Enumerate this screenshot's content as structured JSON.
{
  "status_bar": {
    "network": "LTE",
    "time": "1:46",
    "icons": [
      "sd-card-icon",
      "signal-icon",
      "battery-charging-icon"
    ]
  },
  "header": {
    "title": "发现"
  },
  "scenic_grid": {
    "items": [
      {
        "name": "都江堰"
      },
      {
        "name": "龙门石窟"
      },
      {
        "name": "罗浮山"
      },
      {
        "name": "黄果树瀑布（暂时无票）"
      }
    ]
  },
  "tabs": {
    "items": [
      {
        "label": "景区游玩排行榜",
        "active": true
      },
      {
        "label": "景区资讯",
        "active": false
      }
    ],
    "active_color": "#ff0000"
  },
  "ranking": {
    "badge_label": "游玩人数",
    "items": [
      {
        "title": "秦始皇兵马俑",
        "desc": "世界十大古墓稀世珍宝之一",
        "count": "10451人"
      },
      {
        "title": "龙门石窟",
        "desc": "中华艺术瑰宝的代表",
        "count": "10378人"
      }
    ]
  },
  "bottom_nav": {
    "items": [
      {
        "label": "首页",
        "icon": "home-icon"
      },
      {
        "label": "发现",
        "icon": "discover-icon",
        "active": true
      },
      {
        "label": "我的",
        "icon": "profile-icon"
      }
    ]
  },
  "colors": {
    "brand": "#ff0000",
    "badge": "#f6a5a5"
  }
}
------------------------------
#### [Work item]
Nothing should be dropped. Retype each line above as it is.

#### [Response box]
Enumerate this screenshot's content as structured JSON.
{
  "status_bar": {
    "network": "LTE",
    "time": "1:46",
    "icons": [
      "sd-card-icon",
      "signal-icon",
      "battery-charging-icon"
    ]
  },
  "header": {
    "title": "发现"
  },
  "scenic_grid": {
    "items": [
      {
        "name": "都江堰"
      },
      {
        "name": "龙门石窟"
      },
      {
        "name": "罗浮山"
      },
      {
        "name": "黄果树瀑布（暂时无票）"
      }
    ]
  },
  "tabs": {
    "items": [
      {
        "label": "景区游玩排行榜",
        "active": true
      },
      {
        "label": "景区资讯",
        "active": false
      }
    ],
    "active_color": "#ff0000"
  },
  "ranking": {
    "badge_label": "游玩人数",
    "items": [
      {
        "title": "秦始皇兵马俑",
        "desc": "世界十大古墓稀世珍宝之一",
        "count": "10451人"
      },
      {
        "title": "龙门石窟",
        "desc": "中华艺术瑰宝的代表",
        "count": "10378人"
      }
    ]
  },
  "bottom_nav": {
    "items": [
      {
        "label": "首页",
        "icon": "home-icon"
      },
      {
        "label": "发现",
        "icon": "discover-icon",
        "active": true
      },
      {
        "label": "我的",
        "icon": "profile-icon"
      }
    ]
  },
  "colors": {
    "brand": "#ff0000",
    "badge": "#f6a5a5"
  }
}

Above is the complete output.